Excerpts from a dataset
------------------------------------------------

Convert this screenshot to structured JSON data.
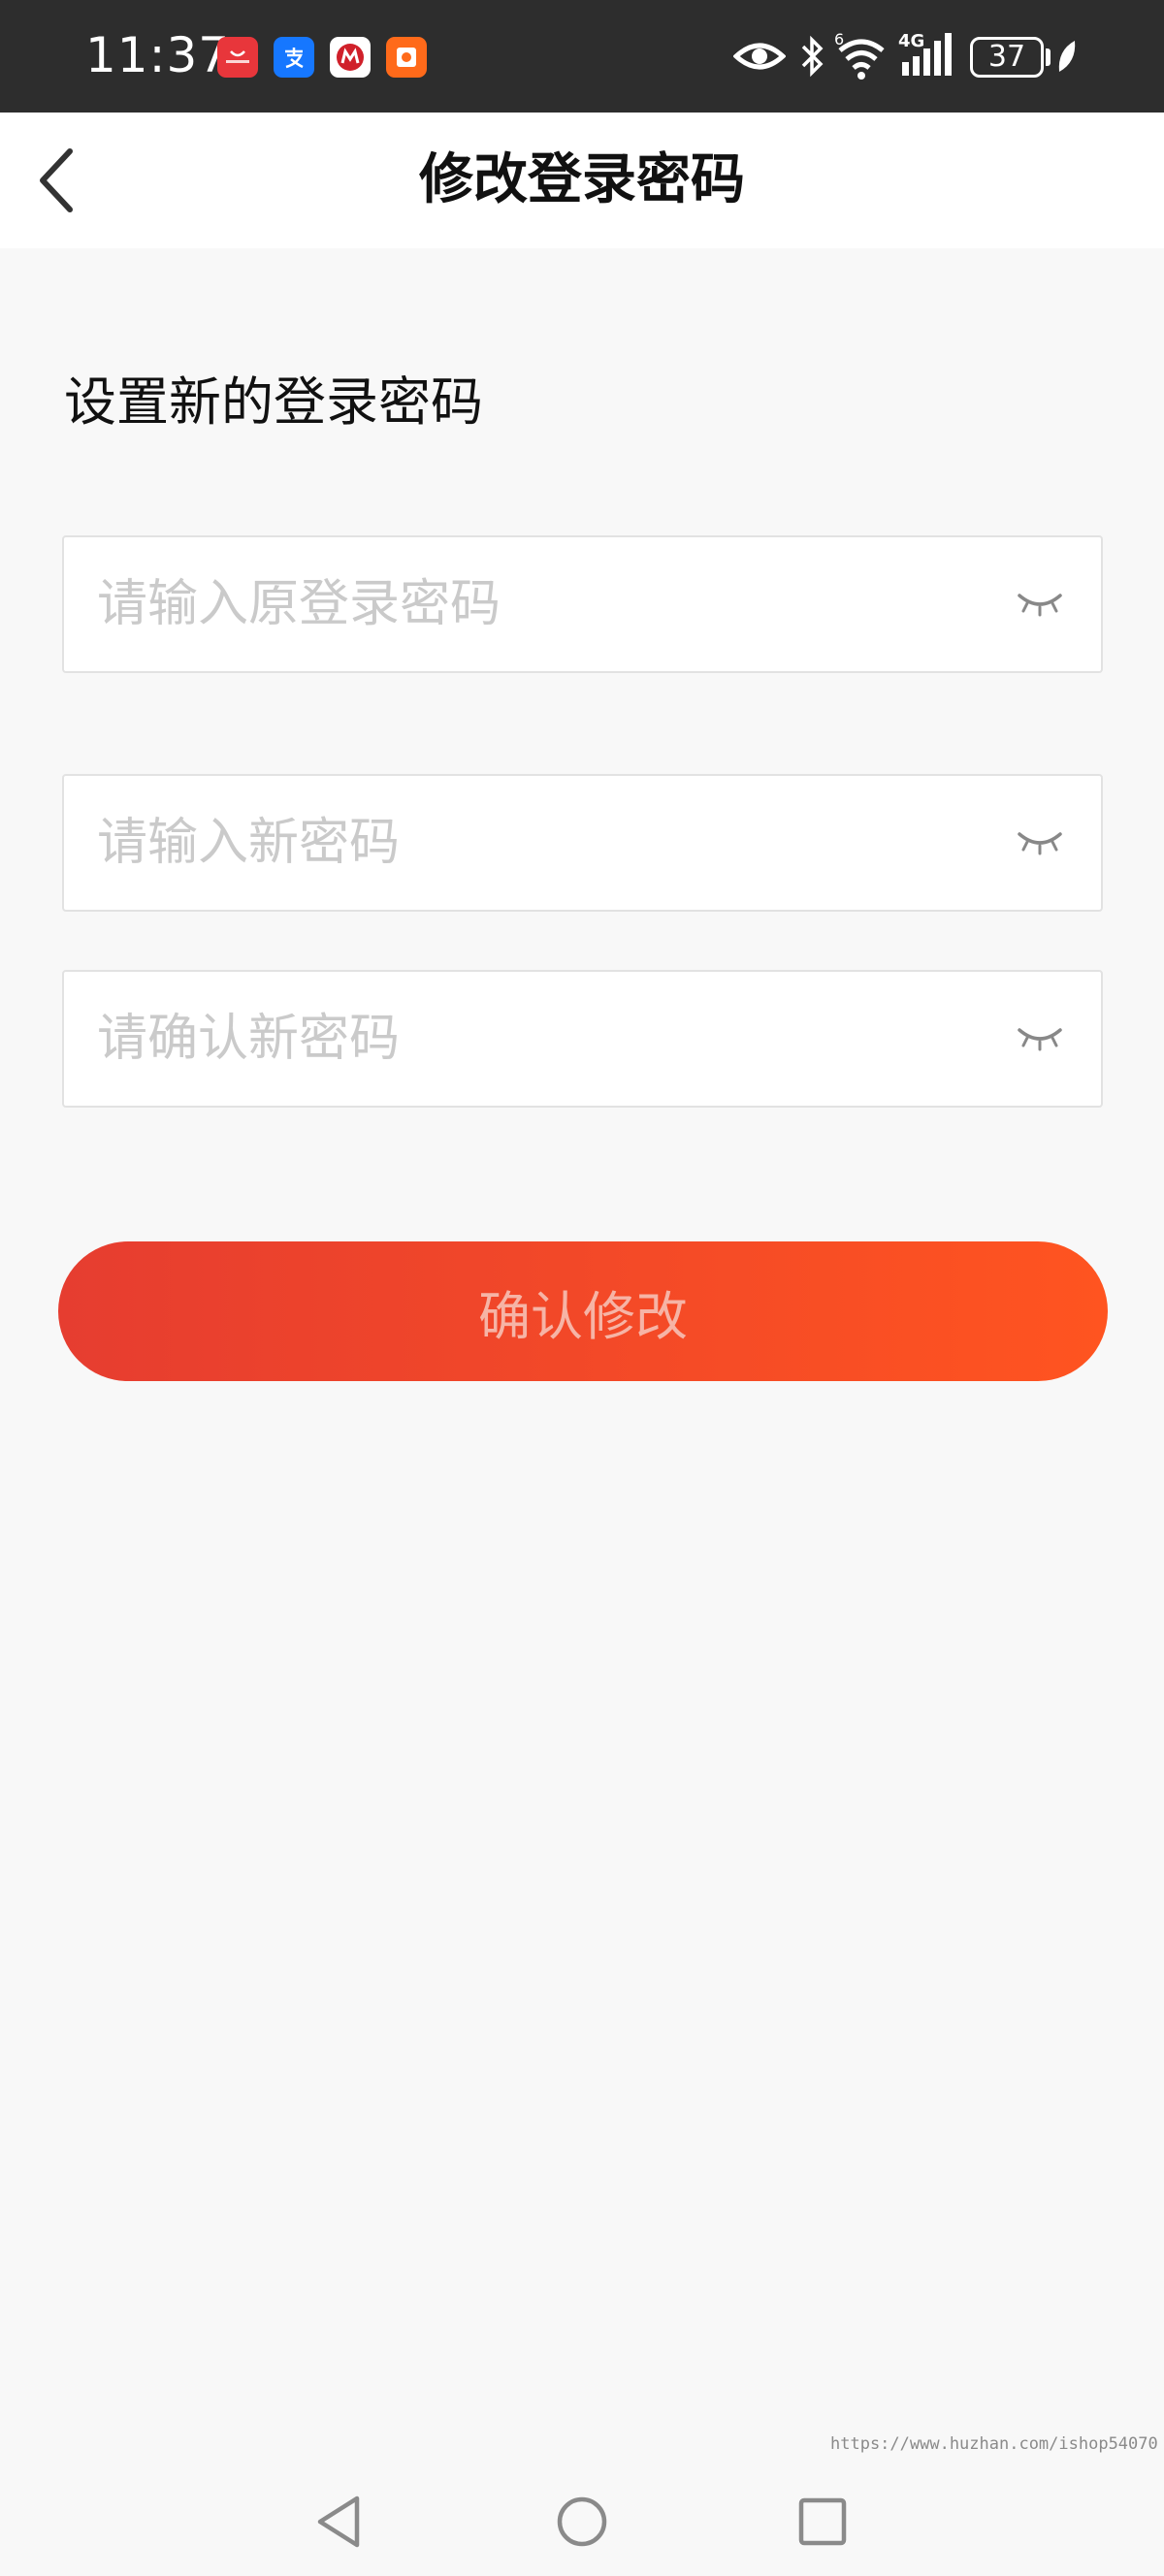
{
  "status_bar": {
    "time": "11:37",
    "network": "4G",
    "wifi_badge": "6",
    "battery": "37",
    "icons": [
      "huawei-appgallery-icon",
      "alipay-icon",
      "cmb-bank-icon",
      "red-envelope-icon",
      "eye-icon",
      "bluetooth-icon",
      "wifi-icon",
      "signal-icon",
      "battery-icon",
      "leaf-icon"
    ]
  },
  "header": {
    "title": "修改登录密码",
    "back_icon": "chevron-left-icon"
  },
  "main": {
    "section_title": "设置新的登录密码",
    "fields": [
      {
        "placeholder": "请输入原登录密码",
        "value": "",
        "icon": "eye-closed-icon"
      },
      {
        "placeholder": "请输入新密码",
        "value": "",
        "icon": "eye-closed-icon"
      },
      {
        "placeholder": "请确认新密码",
        "value": "",
        "icon": "eye-closed-icon"
      }
    ],
    "submit_label": "确认修改"
  },
  "watermark": "https://www.huzhan.com/ishop54070",
  "nav_bar": {
    "icons": [
      "back-triangle-icon",
      "home-circle-icon",
      "recents-square-icon"
    ]
  },
  "colors": {
    "status_bar_bg": "#2d2d2d",
    "page_bg": "#f8f8f8",
    "button_gradient_start": "#e63d30",
    "button_gradient_end": "#ff5420",
    "button_text": "#f6b4a6",
    "placeholder": "#cacaca"
  }
}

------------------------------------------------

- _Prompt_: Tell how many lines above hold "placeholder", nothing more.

- _Answer space_: 4